Required work
Pictures aside, can you reproduce the records word for word?

The records
*****

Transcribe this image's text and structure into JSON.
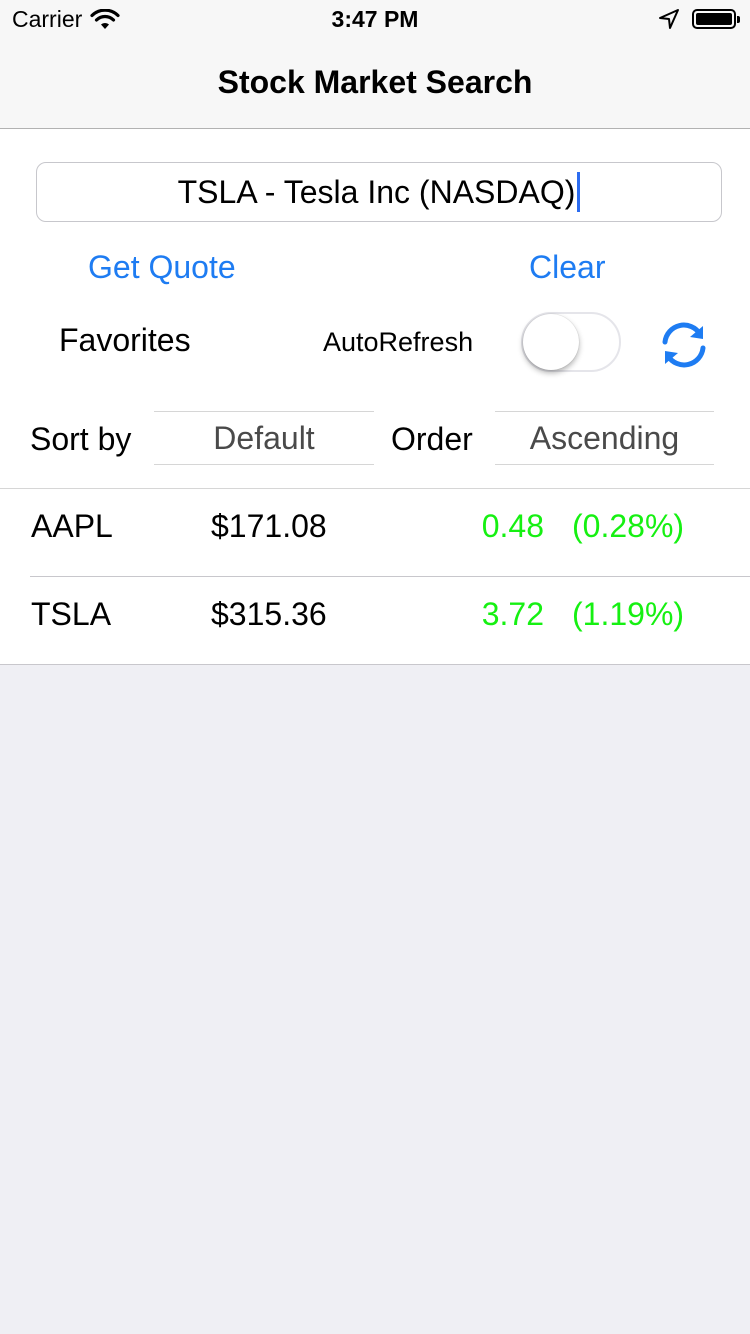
{
  "status_bar": {
    "carrier": "Carrier",
    "time": "3:47 PM"
  },
  "nav": {
    "title": "Stock Market Search"
  },
  "search": {
    "value": "TSLA - Tesla Inc (NASDAQ)"
  },
  "actions": {
    "get_quote": "Get Quote",
    "clear": "Clear"
  },
  "favorites": {
    "label": "Favorites",
    "autorefresh_label": "AutoRefresh",
    "autorefresh_on": false
  },
  "sorting": {
    "sort_by_label": "Sort by",
    "sort_by_value": "Default",
    "order_label": "Order",
    "order_value": "Ascending"
  },
  "stocks": [
    {
      "symbol": "AAPL",
      "price": "$171.08",
      "change": "0.48",
      "change_percent": "(0.28%)"
    },
    {
      "symbol": "TSLA",
      "price": "$315.36",
      "change": "3.72",
      "change_percent": "(1.19%)"
    }
  ],
  "colors": {
    "accent": "#1e7cf2",
    "positive": "#16f012",
    "background": "#efeff4"
  },
  "icons": {
    "wifi": "wifi-icon",
    "location": "location-arrow-icon",
    "battery": "battery-icon",
    "refresh": "refresh-icon"
  }
}
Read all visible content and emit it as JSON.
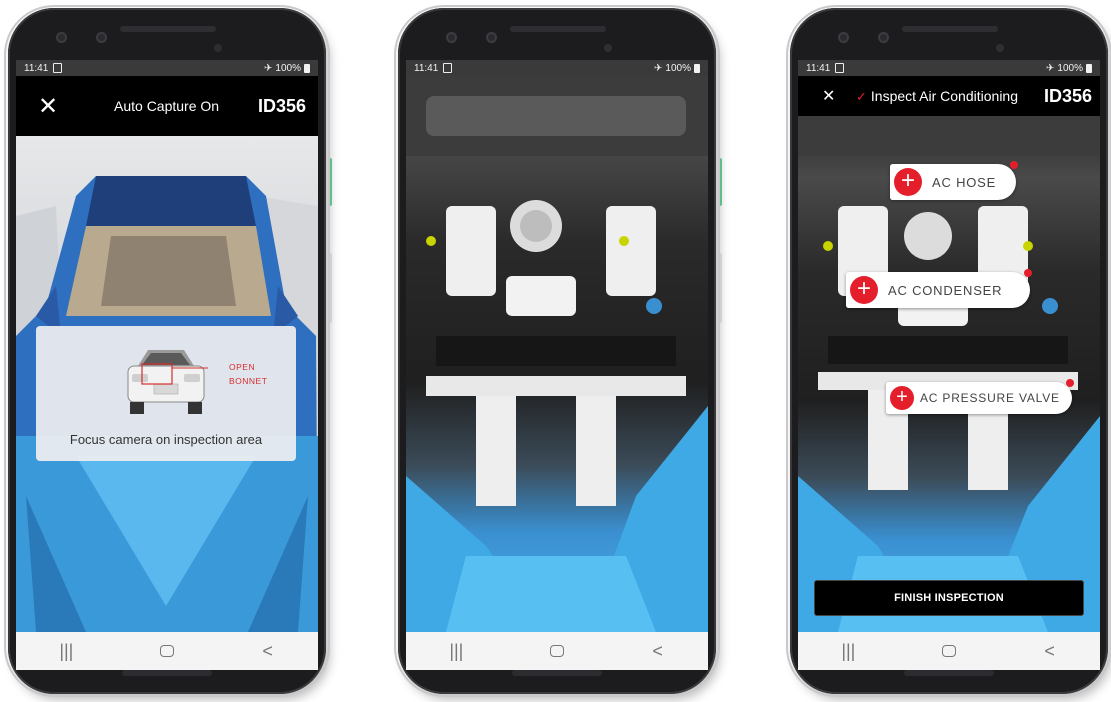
{
  "status_bar": {
    "time": "11:41",
    "battery": "100%"
  },
  "screen1": {
    "title": "Auto Capture On",
    "vehicle_id": "ID356",
    "overlay_caption": "Focus camera on inspection area",
    "open_label_line1": "OPEN",
    "open_label_line2": "BONNET"
  },
  "screen3": {
    "title": "Inspect Air Conditioning",
    "vehicle_id": "ID356",
    "tags": [
      {
        "label": "AC HOSE"
      },
      {
        "label": "AC CONDENSER"
      },
      {
        "label": "AC PRESSURE VALVE"
      }
    ],
    "finish_button": "FINISH INSPECTION"
  },
  "nav": {
    "recents_glyph": "|||",
    "back_glyph": "<"
  },
  "colors": {
    "accent_red": "#e41e2b",
    "app_bar": "#000000",
    "lego_blue": "#3a9ad9"
  },
  "icons": {
    "close": "close-icon",
    "check": "check-icon",
    "plus": "plus-icon",
    "airplane": "airplane-icon"
  }
}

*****

Worked solution
Transcribe this image's text and structure into JSON.
{
  "status_bar": {
    "carrier": "Carrier",
    "time": "3:47 PM"
  },
  "nav": {
    "title": "Stock Market Search"
  },
  "search": {
    "value": "TSLA - Tesla Inc (NASDAQ)"
  },
  "actions": {
    "get_quote": "Get Quote",
    "clear": "Clear"
  },
  "favorites": {
    "label": "Favorites",
    "autorefresh_label": "AutoRefresh",
    "autorefresh_on": false
  },
  "sorting": {
    "sort_by_label": "Sort by",
    "sort_by_value": "Default",
    "order_label": "Order",
    "order_value": "Ascending"
  },
  "stocks": [
    {
      "symbol": "AAPL",
      "price": "$171.08",
      "change": "0.48",
      "change_percent": "(0.28%)"
    },
    {
      "symbol": "TSLA",
      "price": "$315.36",
      "change": "3.72",
      "change_percent": "(1.19%)"
    }
  ],
  "colors": {
    "accent": "#1e7cf2",
    "positive": "#16f012",
    "background": "#efeff4"
  },
  "icons": {
    "wifi": "wifi-icon",
    "location": "location-arrow-icon",
    "battery": "battery-icon",
    "refresh": "refresh-icon"
  }
}
Read all visible content and emit it as JSON.
{
  "status_bar": {
    "time": "11:41",
    "battery": "100%"
  },
  "screen1": {
    "title": "Auto Capture On",
    "vehicle_id": "ID356",
    "overlay_caption": "Focus camera on inspection area",
    "open_label_line1": "OPEN",
    "open_label_line2": "BONNET"
  },
  "screen3": {
    "title": "Inspect Air Conditioning",
    "vehicle_id": "ID356",
    "tags": [
      {
        "label": "AC HOSE"
      },
      {
        "label": "AC CONDENSER"
      },
      {
        "label": "AC PRESSURE VALVE"
      }
    ],
    "finish_button": "FINISH INSPECTION"
  },
  "nav": {
    "recents_glyph": "|||",
    "back_glyph": "<"
  },
  "colors": {
    "accent_red": "#e41e2b",
    "app_bar": "#000000",
    "lego_blue": "#3a9ad9"
  },
  "icons": {
    "close": "close-icon",
    "check": "check-icon",
    "plus": "plus-icon",
    "airplane": "airplane-icon"
  }
}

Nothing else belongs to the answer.